[Web page and app entries]
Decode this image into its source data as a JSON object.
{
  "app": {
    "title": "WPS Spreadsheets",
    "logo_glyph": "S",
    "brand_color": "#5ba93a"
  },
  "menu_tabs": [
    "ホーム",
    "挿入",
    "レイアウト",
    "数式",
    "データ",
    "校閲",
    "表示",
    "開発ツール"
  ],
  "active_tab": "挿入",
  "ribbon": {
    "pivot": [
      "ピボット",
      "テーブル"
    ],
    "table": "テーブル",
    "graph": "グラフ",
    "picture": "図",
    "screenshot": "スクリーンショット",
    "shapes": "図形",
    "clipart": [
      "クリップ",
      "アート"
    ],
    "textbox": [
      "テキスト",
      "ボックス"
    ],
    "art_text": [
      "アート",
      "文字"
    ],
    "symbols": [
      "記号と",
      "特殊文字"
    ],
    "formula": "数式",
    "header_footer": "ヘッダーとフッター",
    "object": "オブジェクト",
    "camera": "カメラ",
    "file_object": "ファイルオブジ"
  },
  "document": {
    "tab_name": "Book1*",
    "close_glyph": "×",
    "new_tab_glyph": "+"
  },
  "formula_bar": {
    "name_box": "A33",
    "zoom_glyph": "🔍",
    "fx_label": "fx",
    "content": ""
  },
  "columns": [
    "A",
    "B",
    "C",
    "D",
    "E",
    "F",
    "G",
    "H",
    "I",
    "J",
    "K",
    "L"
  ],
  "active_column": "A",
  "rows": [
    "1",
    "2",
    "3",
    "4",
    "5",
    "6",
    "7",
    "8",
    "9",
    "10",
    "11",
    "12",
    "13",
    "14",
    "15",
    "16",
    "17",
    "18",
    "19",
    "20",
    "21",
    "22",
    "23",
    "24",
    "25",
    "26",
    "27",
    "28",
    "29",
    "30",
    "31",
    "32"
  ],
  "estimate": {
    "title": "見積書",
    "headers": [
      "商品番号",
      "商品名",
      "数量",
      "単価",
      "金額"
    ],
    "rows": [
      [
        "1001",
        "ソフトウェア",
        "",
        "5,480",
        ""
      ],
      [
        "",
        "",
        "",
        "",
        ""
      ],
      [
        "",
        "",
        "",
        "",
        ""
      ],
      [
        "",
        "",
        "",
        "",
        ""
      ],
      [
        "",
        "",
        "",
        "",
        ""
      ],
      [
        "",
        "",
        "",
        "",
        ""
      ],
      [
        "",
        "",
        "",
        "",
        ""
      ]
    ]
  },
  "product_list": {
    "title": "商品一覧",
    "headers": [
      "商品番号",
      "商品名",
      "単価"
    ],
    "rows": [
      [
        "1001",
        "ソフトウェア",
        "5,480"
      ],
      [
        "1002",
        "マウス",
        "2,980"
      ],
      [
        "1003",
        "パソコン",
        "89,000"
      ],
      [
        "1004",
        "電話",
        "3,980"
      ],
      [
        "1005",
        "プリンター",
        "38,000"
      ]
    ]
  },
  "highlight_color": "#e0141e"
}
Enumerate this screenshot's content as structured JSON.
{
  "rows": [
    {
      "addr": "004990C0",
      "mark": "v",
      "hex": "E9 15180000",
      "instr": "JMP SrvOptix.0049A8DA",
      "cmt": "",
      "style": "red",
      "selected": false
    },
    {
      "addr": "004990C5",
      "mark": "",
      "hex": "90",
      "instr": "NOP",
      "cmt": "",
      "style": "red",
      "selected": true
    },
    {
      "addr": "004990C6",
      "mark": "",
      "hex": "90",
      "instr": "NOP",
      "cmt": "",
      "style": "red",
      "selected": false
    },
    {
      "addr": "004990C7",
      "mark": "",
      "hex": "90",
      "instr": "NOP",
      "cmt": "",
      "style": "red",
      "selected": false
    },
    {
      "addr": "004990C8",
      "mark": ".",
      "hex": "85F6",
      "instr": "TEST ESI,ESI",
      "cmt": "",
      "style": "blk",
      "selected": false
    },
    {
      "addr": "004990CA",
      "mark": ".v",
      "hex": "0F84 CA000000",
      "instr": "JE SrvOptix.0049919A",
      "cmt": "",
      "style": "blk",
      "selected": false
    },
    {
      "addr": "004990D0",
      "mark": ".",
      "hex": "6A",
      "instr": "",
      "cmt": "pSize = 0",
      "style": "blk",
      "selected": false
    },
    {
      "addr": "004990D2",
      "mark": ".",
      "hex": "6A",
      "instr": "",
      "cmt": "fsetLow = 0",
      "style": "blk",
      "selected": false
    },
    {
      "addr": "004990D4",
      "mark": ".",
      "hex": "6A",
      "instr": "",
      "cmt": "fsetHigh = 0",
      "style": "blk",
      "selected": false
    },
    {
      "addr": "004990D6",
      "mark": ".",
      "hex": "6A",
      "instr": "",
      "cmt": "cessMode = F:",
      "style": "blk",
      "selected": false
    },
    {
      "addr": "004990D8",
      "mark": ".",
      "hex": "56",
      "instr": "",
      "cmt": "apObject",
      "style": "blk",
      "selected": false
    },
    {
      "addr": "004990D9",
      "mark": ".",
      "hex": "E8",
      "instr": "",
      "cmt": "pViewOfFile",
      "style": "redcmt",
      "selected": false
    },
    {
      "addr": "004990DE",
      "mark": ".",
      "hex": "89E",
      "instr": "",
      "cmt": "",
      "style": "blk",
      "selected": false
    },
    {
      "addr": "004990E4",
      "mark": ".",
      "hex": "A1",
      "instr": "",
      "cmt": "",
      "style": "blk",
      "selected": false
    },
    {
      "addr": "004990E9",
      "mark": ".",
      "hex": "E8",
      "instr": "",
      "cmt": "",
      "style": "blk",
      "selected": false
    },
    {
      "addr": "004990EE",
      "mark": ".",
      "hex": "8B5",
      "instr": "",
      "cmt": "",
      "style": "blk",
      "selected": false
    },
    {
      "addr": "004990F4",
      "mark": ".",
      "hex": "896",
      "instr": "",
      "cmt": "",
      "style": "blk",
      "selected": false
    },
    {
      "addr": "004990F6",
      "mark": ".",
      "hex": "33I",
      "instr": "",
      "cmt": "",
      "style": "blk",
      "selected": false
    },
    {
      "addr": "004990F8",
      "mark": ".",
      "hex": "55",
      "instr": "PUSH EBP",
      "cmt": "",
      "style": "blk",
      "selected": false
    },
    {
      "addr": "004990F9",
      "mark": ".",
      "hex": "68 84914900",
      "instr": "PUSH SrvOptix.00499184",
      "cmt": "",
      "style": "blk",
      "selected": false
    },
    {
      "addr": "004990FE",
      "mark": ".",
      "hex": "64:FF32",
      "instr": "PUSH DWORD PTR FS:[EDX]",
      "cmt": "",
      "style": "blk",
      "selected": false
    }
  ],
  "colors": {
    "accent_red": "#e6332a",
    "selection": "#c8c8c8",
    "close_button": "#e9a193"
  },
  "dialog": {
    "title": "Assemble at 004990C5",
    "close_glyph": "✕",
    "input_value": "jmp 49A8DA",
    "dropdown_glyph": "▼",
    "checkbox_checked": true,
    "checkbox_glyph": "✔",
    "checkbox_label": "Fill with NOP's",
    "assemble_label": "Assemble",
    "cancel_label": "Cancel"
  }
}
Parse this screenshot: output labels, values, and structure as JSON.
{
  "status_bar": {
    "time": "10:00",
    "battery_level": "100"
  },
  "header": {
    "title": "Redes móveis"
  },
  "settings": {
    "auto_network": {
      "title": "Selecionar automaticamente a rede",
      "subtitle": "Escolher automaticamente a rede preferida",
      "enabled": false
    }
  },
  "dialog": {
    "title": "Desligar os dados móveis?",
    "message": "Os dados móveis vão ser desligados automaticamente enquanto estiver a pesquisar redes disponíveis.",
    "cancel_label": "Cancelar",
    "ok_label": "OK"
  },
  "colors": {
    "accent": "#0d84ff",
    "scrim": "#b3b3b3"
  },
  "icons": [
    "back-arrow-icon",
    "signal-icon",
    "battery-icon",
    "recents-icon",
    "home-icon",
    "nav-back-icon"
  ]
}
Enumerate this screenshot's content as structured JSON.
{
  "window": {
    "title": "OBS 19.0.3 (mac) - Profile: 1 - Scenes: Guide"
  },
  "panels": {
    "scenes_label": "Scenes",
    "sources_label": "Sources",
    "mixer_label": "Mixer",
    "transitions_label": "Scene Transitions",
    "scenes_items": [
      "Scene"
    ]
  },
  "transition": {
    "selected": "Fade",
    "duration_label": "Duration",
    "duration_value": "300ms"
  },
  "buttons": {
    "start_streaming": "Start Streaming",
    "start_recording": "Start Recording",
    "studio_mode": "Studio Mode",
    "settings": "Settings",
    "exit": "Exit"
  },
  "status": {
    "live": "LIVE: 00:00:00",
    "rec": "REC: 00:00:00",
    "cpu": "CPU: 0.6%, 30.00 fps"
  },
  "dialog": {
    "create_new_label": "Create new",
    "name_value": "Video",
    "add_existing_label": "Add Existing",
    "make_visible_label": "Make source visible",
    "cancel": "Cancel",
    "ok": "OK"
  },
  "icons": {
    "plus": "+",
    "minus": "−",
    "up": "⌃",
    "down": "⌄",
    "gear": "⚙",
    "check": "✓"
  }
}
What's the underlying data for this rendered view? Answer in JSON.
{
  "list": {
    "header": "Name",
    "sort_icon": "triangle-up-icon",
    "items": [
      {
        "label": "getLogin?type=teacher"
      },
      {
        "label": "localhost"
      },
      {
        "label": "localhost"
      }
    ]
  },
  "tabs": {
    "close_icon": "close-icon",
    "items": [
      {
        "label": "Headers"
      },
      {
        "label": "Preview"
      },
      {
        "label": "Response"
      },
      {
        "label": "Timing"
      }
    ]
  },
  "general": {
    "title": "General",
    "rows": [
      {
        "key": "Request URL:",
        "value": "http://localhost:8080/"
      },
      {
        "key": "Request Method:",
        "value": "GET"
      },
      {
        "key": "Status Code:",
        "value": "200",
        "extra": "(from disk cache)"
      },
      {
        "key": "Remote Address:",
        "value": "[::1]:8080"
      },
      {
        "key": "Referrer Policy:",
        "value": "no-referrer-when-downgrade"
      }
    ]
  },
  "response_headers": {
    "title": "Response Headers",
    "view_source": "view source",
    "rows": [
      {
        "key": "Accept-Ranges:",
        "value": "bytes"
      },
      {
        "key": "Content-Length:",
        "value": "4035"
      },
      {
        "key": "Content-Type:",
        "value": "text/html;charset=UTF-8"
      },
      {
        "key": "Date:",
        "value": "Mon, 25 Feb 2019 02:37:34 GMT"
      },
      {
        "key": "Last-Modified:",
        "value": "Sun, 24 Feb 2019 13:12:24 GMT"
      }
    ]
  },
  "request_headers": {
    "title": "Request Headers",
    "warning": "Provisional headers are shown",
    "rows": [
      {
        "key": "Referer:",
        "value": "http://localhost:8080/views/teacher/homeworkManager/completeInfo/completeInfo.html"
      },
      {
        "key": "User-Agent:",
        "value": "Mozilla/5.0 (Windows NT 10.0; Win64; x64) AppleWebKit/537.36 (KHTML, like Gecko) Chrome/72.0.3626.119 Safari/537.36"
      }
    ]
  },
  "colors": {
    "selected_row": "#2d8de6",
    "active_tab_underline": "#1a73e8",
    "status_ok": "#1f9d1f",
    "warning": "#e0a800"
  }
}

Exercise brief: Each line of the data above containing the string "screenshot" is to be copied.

Result of this task:
    "screenshot": "スクリーンショット",
Enumerate this screenshot's content as structured JSON.
Parse this screenshot: output labels, values, and structure as JSON.
Enumerate this screenshot's content as structured JSON.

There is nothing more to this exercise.